NEW — 10 p.m. Dec. 17, 2012
Issaquah and King County road crews prepared for the possibility of snow late Monday, as forecasters issued a winter weather advisory for Western Washington.
Meteorologists said conditions exist for lowland snow showers overnight as temperatures drop into the low 30s and snow levels sink to only a few hundred feet above sea level. The chance of snow is expected to decrease Tuesday morning as temperatures increase into the upper 30s and low 40s.
National Weather Service meteorologists in Seattle said snow showers could occur overnight in Issaquah. Snow accumulation of less than 1 inch is possible. The chance of precipitation is 70 percent.
Snow is possible before 10 a.m. Tuesday, followed by a chance of rain between 10 a.m. and 4 p.m. The snow level is expected to reach 400 feet. Snow accumulation of less than a half inch is possible. The chance of precipitation is 60 percent.
November 27, 2012
The mercury dips a little lower as November turns to December, winter starts in mere weeks, and the agencies responsible for ensuring roads remain passable in ice and snow readied removal plans for the months ahead.
Issaquah, King County and the state prepare detailed ice and snow response plans long before the flakes start to fall. The agencies face challenges in Issaquah and the surrounding area due to steep terrain, narrow roads and limited funding.
November 20, 2012
Expect a soggy Thanksgiving and a side of rain on the day before the holiday, as a series of systems batters Western Washington.
The weather comes as rain-soaked Pacific systems barrel across the region in quick succession. National Weather Service meteorologists in Seattle said strong fronts should affect Western Washington, and increase the risk of flooding on streets.
November 20, 2012
NEW — 6 a.m. Nov. 20, 2012
Expect continued rainfall through Thanksgiving, but not like the blustery, soggy conditions Monday.
Severe rainfall from a series of storms derailed the afternoon commute and raised flooding concerns on local waterways as more than 2 inches of rain soaked the Issaquah area. The storm caused power outages in Issaquah and Sammamish, and prompted Sammamish city officials to close Beaver Lake Preserve and Pine Lake Park due to high wind.
King County road crews spent Monday afternoon removing leaves and debris from storm drains and responding to problems. The state Department of Transportation warned motorists to prepare for waterlogged Thanksgiving travel and snow on the mountain passes.

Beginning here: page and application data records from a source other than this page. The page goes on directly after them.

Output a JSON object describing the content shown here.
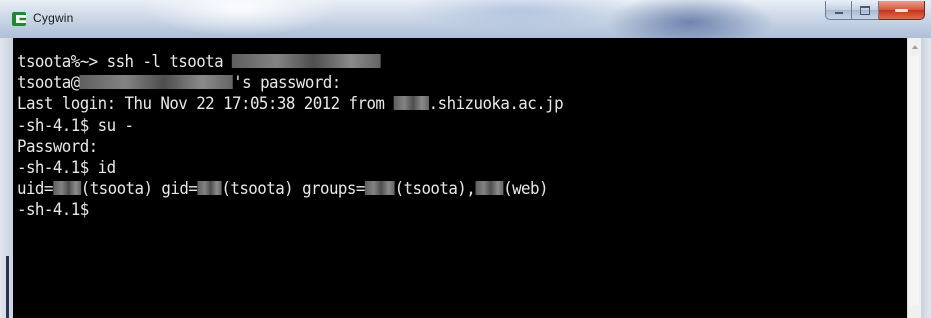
{
  "window": {
    "title": "Cygwin",
    "app_icon": "cygwin-icon"
  },
  "controls": {
    "minimize": "minimize-icon",
    "maximize": "maximize-icon",
    "close": "close-icon"
  },
  "terminal": {
    "background": "#000000",
    "foreground": "#e8e8e8",
    "lines": [
      {
        "parts": [
          {
            "text": "tsoota%~> ssh -l tsoota "
          },
          {
            "redacted": true,
            "width": 160
          }
        ]
      },
      {
        "parts": [
          {
            "text": "tsoota@"
          },
          {
            "redacted": true,
            "width": 165
          },
          {
            "text": "'s password:"
          }
        ]
      },
      {
        "parts": [
          {
            "text": "Last login: Thu Nov 22 17:05:38 2012 from "
          },
          {
            "redacted": true,
            "width": 38
          },
          {
            "text": ".shizuoka.ac.jp"
          }
        ]
      },
      {
        "parts": [
          {
            "text": "-sh-4.1$ su -"
          }
        ]
      },
      {
        "parts": [
          {
            "text": "Password:"
          }
        ]
      },
      {
        "parts": [
          {
            "text": "-sh-4.1$ id"
          }
        ]
      },
      {
        "parts": [
          {
            "text": "uid="
          },
          {
            "redacted": true,
            "width": 30
          },
          {
            "text": "(tsoota) gid="
          },
          {
            "redacted": true,
            "width": 26
          },
          {
            "text": "(tsoota) groups="
          },
          {
            "redacted": true,
            "width": 32
          },
          {
            "text": "(tsoota),"
          },
          {
            "redacted": true,
            "width": 30
          },
          {
            "text": "(web)"
          }
        ]
      },
      {
        "parts": [
          {
            "text": "-sh-4.1$ "
          }
        ]
      }
    ]
  }
}
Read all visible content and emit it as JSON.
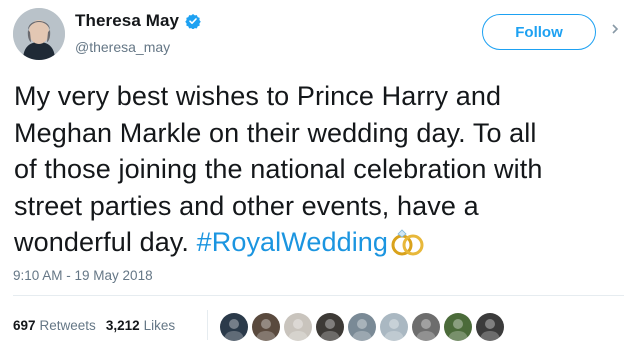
{
  "author": {
    "display_name": "Theresa May",
    "handle": "@theresa_may",
    "verified": true
  },
  "follow_label": "Follow",
  "tweet": {
    "lines": [
      "My very best wishes to Prince Harry and",
      "Meghan Markle on their wedding day. To all",
      "of those joining the national celebration with",
      "street parties and other events, have a"
    ],
    "last_line_text": "wonderful day. ",
    "hashtag": "#RoyalWedding",
    "emoji": "wedding-rings-icon"
  },
  "timestamp": "9:10 AM - 19 May 2018",
  "stats": {
    "retweets_count": "697",
    "retweets_label": "Retweets",
    "likes_count": "3,212",
    "likes_label": "Likes"
  },
  "colors": {
    "accent": "#1da1f2",
    "hashtag": "#1b95e0",
    "muted": "#657786"
  },
  "liker_avatars": [
    {
      "name": "liker-avatar-1",
      "color": "#2b3a4a"
    },
    {
      "name": "liker-avatar-2",
      "color": "#5a4a3e"
    },
    {
      "name": "liker-avatar-3",
      "color": "#c9c4bd"
    },
    {
      "name": "liker-avatar-4",
      "color": "#3d3a36"
    },
    {
      "name": "liker-avatar-5",
      "color": "#7a8a96"
    },
    {
      "name": "liker-avatar-6",
      "color": "#aab8c2"
    },
    {
      "name": "liker-avatar-7",
      "color": "#6d6d6d"
    },
    {
      "name": "liker-avatar-8",
      "color": "#4b6b3a"
    },
    {
      "name": "liker-avatar-9",
      "color": "#3b3b3b"
    }
  ]
}
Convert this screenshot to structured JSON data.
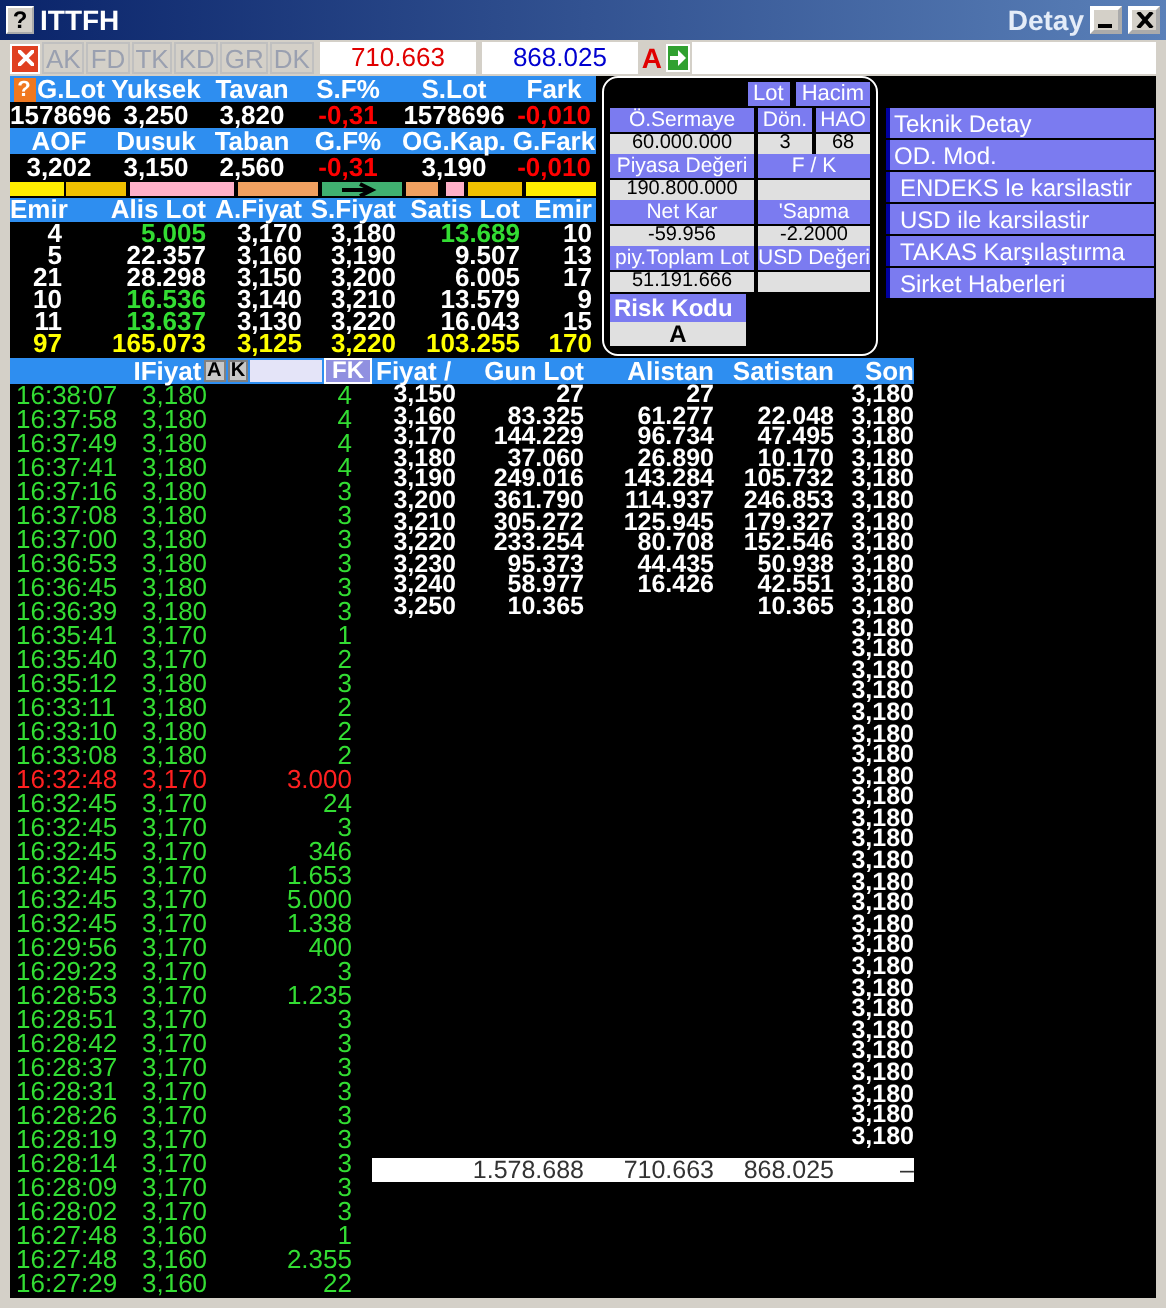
{
  "window": {
    "help_button": "?",
    "title": "ITTFH",
    "subtitle": "Detay"
  },
  "toolbar": {
    "buttons": [
      {
        "label": "AK",
        "disabled": true
      },
      {
        "label": "FD",
        "disabled": true
      },
      {
        "label": "TK",
        "disabled": true
      },
      {
        "label": "KD",
        "disabled": true
      },
      {
        "label": "GR",
        "disabled": true
      },
      {
        "label": "DK",
        "disabled": true
      }
    ],
    "values": [
      {
        "text": "710.663",
        "color": "#e00000"
      },
      {
        "text": "868.025",
        "color": "#0000d0"
      }
    ],
    "marker": "A"
  },
  "stats_help_button": "?",
  "stats_rows": [
    [
      {
        "header": "G.Lot",
        "value": "1578696",
        "color": "#ffffff"
      },
      {
        "header": "Yuksek",
        "value": "3,250",
        "color": "#ffffff"
      },
      {
        "header": "Tavan",
        "value": "3,820",
        "color": "#ffffff"
      },
      {
        "header": "S.F%",
        "value": "-0,31",
        "color": "#ff0000"
      },
      {
        "header": "S.Lot",
        "value": "1578696",
        "color": "#ffffff"
      },
      {
        "header": "Fark",
        "value": "-0,010",
        "color": "#ff0000"
      }
    ],
    [
      {
        "header": "AOF",
        "value": "3,202",
        "color": "#ffffff"
      },
      {
        "header": "Dusuk",
        "value": "3,150",
        "color": "#ffffff"
      },
      {
        "header": "Taban",
        "value": "2,560",
        "color": "#ffffff"
      },
      {
        "header": "G.F%",
        "value": "-0,31",
        "color": "#ff0000"
      },
      {
        "header": "OG.Kap.",
        "value": "3,190",
        "color": "#ffffff"
      },
      {
        "header": "G.Fark",
        "value": "-0,010",
        "color": "#ff0000"
      }
    ]
  ],
  "order_book": {
    "columns": [
      "Emir",
      "Alis Lot",
      "A.Fiyat",
      "S.Fiyat",
      "Satis Lot",
      "Emir"
    ],
    "rows": [
      {
        "cells": [
          {
            "text": "4",
            "color": "#ffffff"
          },
          {
            "text": "5.005",
            "color": "#33dd33"
          },
          {
            "text": "3,170",
            "color": "#ffffff"
          },
          {
            "text": "3,180",
            "color": "#ffffff"
          },
          {
            "text": "13.689",
            "color": "#33dd33"
          },
          {
            "text": "10",
            "color": "#ffffff"
          }
        ]
      },
      {
        "cells": [
          {
            "text": "5",
            "color": "#ffffff"
          },
          {
            "text": "22.357",
            "color": "#ffffff"
          },
          {
            "text": "3,160",
            "color": "#ffffff"
          },
          {
            "text": "3,190",
            "color": "#ffffff"
          },
          {
            "text": "9.507",
            "color": "#ffffff"
          },
          {
            "text": "13",
            "color": "#ffffff"
          }
        ]
      },
      {
        "cells": [
          {
            "text": "21",
            "color": "#ffffff"
          },
          {
            "text": "28.298",
            "color": "#ffffff"
          },
          {
            "text": "3,150",
            "color": "#ffffff"
          },
          {
            "text": "3,200",
            "color": "#ffffff"
          },
          {
            "text": "6.005",
            "color": "#ffffff"
          },
          {
            "text": "17",
            "color": "#ffffff"
          }
        ]
      },
      {
        "cells": [
          {
            "text": "10",
            "color": "#ffffff"
          },
          {
            "text": "16.536",
            "color": "#33dd33"
          },
          {
            "text": "3,140",
            "color": "#ffffff"
          },
          {
            "text": "3,210",
            "color": "#ffffff"
          },
          {
            "text": "13.579",
            "color": "#ffffff"
          },
          {
            "text": "9",
            "color": "#ffffff"
          }
        ]
      },
      {
        "cells": [
          {
            "text": "11",
            "color": "#ffffff"
          },
          {
            "text": "13.637",
            "color": "#33dd33"
          },
          {
            "text": "3,130",
            "color": "#ffffff"
          },
          {
            "text": "3,220",
            "color": "#ffffff"
          },
          {
            "text": "16.043",
            "color": "#ffffff"
          },
          {
            "text": "15",
            "color": "#ffffff"
          }
        ]
      },
      {
        "cells": [
          {
            "text": "97",
            "color": "#ffff00"
          },
          {
            "text": "165.073",
            "color": "#ffff00"
          },
          {
            "text": "3,125",
            "color": "#ffff00"
          },
          {
            "text": "3,220",
            "color": "#ffff00"
          },
          {
            "text": "103.255",
            "color": "#ffff00"
          },
          {
            "text": "170",
            "color": "#ffff00"
          }
        ]
      }
    ]
  },
  "panel": {
    "buttons": [
      {
        "label": "Lot"
      },
      {
        "label": "Hacim"
      }
    ],
    "rows": [
      [
        {
          "label": "Ö.Sermaye",
          "value": "60.000.000"
        },
        {
          "label": "Dön.",
          "value": "3"
        },
        {
          "label": "HAO",
          "value": "68"
        }
      ],
      [
        {
          "label": "Piyasa Değeri",
          "value": "190.800.000"
        },
        {
          "label": "F / K"
        }
      ],
      [
        {
          "label": "Net Kar",
          "value": "-59.956"
        },
        {
          "label": "'Sapma",
          "value": "-2.2000"
        }
      ],
      [
        {
          "label": "piy.Toplam Lot",
          "value": "51.191.666"
        },
        {
          "label": "USD Değeri"
        }
      ]
    ],
    "risk": {
      "label": "Risk Kodu",
      "value": "A"
    }
  },
  "menu": [
    "Teknik Detay",
    "OD. Mod.",
    "ENDEKS le karsilastir",
    "USD ile karsilastir",
    "TAKAS Karşılaştırma",
    "Sirket Haberleri"
  ],
  "trades_header": {
    "label": "IFiyat",
    "buttons": [
      "A",
      "K"
    ],
    "fk_button": "FK"
  },
  "trades": [
    {
      "time": "16:38:07",
      "price": "3,180",
      "lot": "4",
      "color": "#33dd33"
    },
    {
      "time": "16:37:58",
      "price": "3,180",
      "lot": "4",
      "color": "#33dd33"
    },
    {
      "time": "16:37:49",
      "price": "3,180",
      "lot": "4",
      "color": "#33dd33"
    },
    {
      "time": "16:37:41",
      "price": "3,180",
      "lot": "4",
      "color": "#33dd33"
    },
    {
      "time": "16:37:16",
      "price": "3,180",
      "lot": "3",
      "color": "#33dd33"
    },
    {
      "time": "16:37:08",
      "price": "3,180",
      "lot": "3",
      "color": "#33dd33"
    },
    {
      "time": "16:37:00",
      "price": "3,180",
      "lot": "3",
      "color": "#33dd33"
    },
    {
      "time": "16:36:53",
      "price": "3,180",
      "lot": "3",
      "color": "#33dd33"
    },
    {
      "time": "16:36:45",
      "price": "3,180",
      "lot": "3",
      "color": "#33dd33"
    },
    {
      "time": "16:36:39",
      "price": "3,180",
      "lot": "3",
      "color": "#33dd33"
    },
    {
      "time": "16:35:41",
      "price": "3,170",
      "lot": "1",
      "color": "#33dd33"
    },
    {
      "time": "16:35:40",
      "price": "3,170",
      "lot": "2",
      "color": "#33dd33"
    },
    {
      "time": "16:35:12",
      "price": "3,180",
      "lot": "3",
      "color": "#33dd33"
    },
    {
      "time": "16:33:11",
      "price": "3,180",
      "lot": "2",
      "color": "#33dd33"
    },
    {
      "time": "16:33:10",
      "price": "3,180",
      "lot": "2",
      "color": "#33dd33"
    },
    {
      "time": "16:33:08",
      "price": "3,180",
      "lot": "2",
      "color": "#33dd33"
    },
    {
      "time": "16:32:48",
      "price": "3,170",
      "lot": "3.000",
      "color": "#ff2020"
    },
    {
      "time": "16:32:45",
      "price": "3,170",
      "lot": "24",
      "color": "#33dd33"
    },
    {
      "time": "16:32:45",
      "price": "3,170",
      "lot": "3",
      "color": "#33dd33"
    },
    {
      "time": "16:32:45",
      "price": "3,170",
      "lot": "346",
      "color": "#33dd33"
    },
    {
      "time": "16:32:45",
      "price": "3,170",
      "lot": "1.653",
      "color": "#33dd33"
    },
    {
      "time": "16:32:45",
      "price": "3,170",
      "lot": "5.000",
      "color": "#33dd33"
    },
    {
      "time": "16:32:45",
      "price": "3,170",
      "lot": "1.338",
      "color": "#33dd33"
    },
    {
      "time": "16:29:56",
      "price": "3,170",
      "lot": "400",
      "color": "#33dd33"
    },
    {
      "time": "16:29:23",
      "price": "3,170",
      "lot": "3",
      "color": "#33dd33"
    },
    {
      "time": "16:28:53",
      "price": "3,170",
      "lot": "1.235",
      "color": "#33dd33"
    },
    {
      "time": "16:28:51",
      "price": "3,170",
      "lot": "3",
      "color": "#33dd33"
    },
    {
      "time": "16:28:42",
      "price": "3,170",
      "lot": "3",
      "color": "#33dd33"
    },
    {
      "time": "16:28:37",
      "price": "3,170",
      "lot": "3",
      "color": "#33dd33"
    },
    {
      "time": "16:28:31",
      "price": "3,170",
      "lot": "3",
      "color": "#33dd33"
    },
    {
      "time": "16:28:26",
      "price": "3,170",
      "lot": "3",
      "color": "#33dd33"
    },
    {
      "time": "16:28:19",
      "price": "3,170",
      "lot": "3",
      "color": "#33dd33"
    },
    {
      "time": "16:28:14",
      "price": "3,170",
      "lot": "3",
      "color": "#33dd33"
    },
    {
      "time": "16:28:09",
      "price": "3,170",
      "lot": "3",
      "color": "#33dd33"
    },
    {
      "time": "16:28:02",
      "price": "3,170",
      "lot": "3",
      "color": "#33dd33"
    },
    {
      "time": "16:27:48",
      "price": "3,160",
      "lot": "1",
      "color": "#33dd33"
    },
    {
      "time": "16:27:48",
      "price": "3,160",
      "lot": "2.355",
      "color": "#33dd33"
    },
    {
      "time": "16:27:29",
      "price": "3,160",
      "lot": "22",
      "color": "#33dd33"
    }
  ],
  "price_table": {
    "columns": [
      "Fiyat /",
      "Gun Lot",
      "Alistan",
      "Satistan",
      "Son"
    ],
    "rows": [
      [
        "3,150",
        "27",
        "27",
        ""
      ],
      [
        "3,160",
        "83.325",
        "61.277",
        "22.048"
      ],
      [
        "3,170",
        "144.229",
        "96.734",
        "47.495"
      ],
      [
        "3,180",
        "37.060",
        "26.890",
        "10.170"
      ],
      [
        "3,190",
        "249.016",
        "143.284",
        "105.732"
      ],
      [
        "3,200",
        "361.790",
        "114.937",
        "246.853"
      ],
      [
        "3,210",
        "305.272",
        "125.945",
        "179.327"
      ],
      [
        "3,220",
        "233.254",
        "80.708",
        "152.546"
      ],
      [
        "3,230",
        "95.373",
        "44.435",
        "50.938"
      ],
      [
        "3,240",
        "58.977",
        "16.426",
        "42.551"
      ],
      [
        "3,250",
        "10.365",
        "",
        "10.365"
      ]
    ],
    "son": [
      "3,180",
      "3,180",
      "3,180",
      "3,180",
      "3,180",
      "3,180",
      "3,180",
      "3,180",
      "3,180",
      "3,180",
      "3,180",
      "3,180",
      "3,180",
      "3,180",
      "3,180",
      "3,180",
      "3,180",
      "3,180",
      "3,180",
      "3,180",
      "3,180",
      "3,180",
      "3,180",
      "3,180",
      "3,180",
      "3,180",
      "3,180",
      "3,180",
      "3,180",
      "3,180",
      "3,180",
      "3,180",
      "3,180",
      "3,180",
      "3,180",
      "3,180"
    ],
    "totals": [
      "1.578.688",
      "710.663",
      "868.025",
      "–"
    ]
  }
}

National Weather Service meteorologists in Seattle forecast rain for Issaquah into next week, although not as bad as the Monday deluge.
The precipitation raises the prospect of localized flooding on city streets.
November 19, 2012
NEW — 6 a.m. Nov. 19, 2012
Expect a soggy Thanksgiving and a side of rain in the days before the holiday, as series of systems batters Western Washington.
The weather comes as rain-soaked Pacific systems barrel across the region in quick succession. National Weather Service meteorologists in Seattle said the strongest fronts should affect Western Washington through Monday night.
Residents should expect 2 to 5 inches of additional rain to fall in the mountains below the snow level. The influx of moisture increases the landslide risk on slopes.
Then, wet and windy weather should continue through the week, with lulls possible on Tuesday and Thursday, Thanksgiving. Snow is forecast to fall in the mountains, and motorists should prepare for snow in the mountain passes, including Snoqualmie Pass.
October 30, 2012
NEW — 5:30 p.m. Oct. 30, 2012
National Weather Service meteorologists issued a flood watch for Issaquah and Western Washington on Tuesday, as rain pelts the region and lingers in the immediate forecast.
The flood watch is in effect for Western Washington through early Thursday. Under a flood watch, favorable conditions for flooding exist, but flooding is not imminent or occurring.
Forecasters said minor urban and small stream flooding is possible in the next 24 hours, due to a combination of steady rain and leaf-clogged storm drains.
Residents could see ponding at road intersections, in underpasses and along low-lying streets. Motorists should use caution as the rain continues.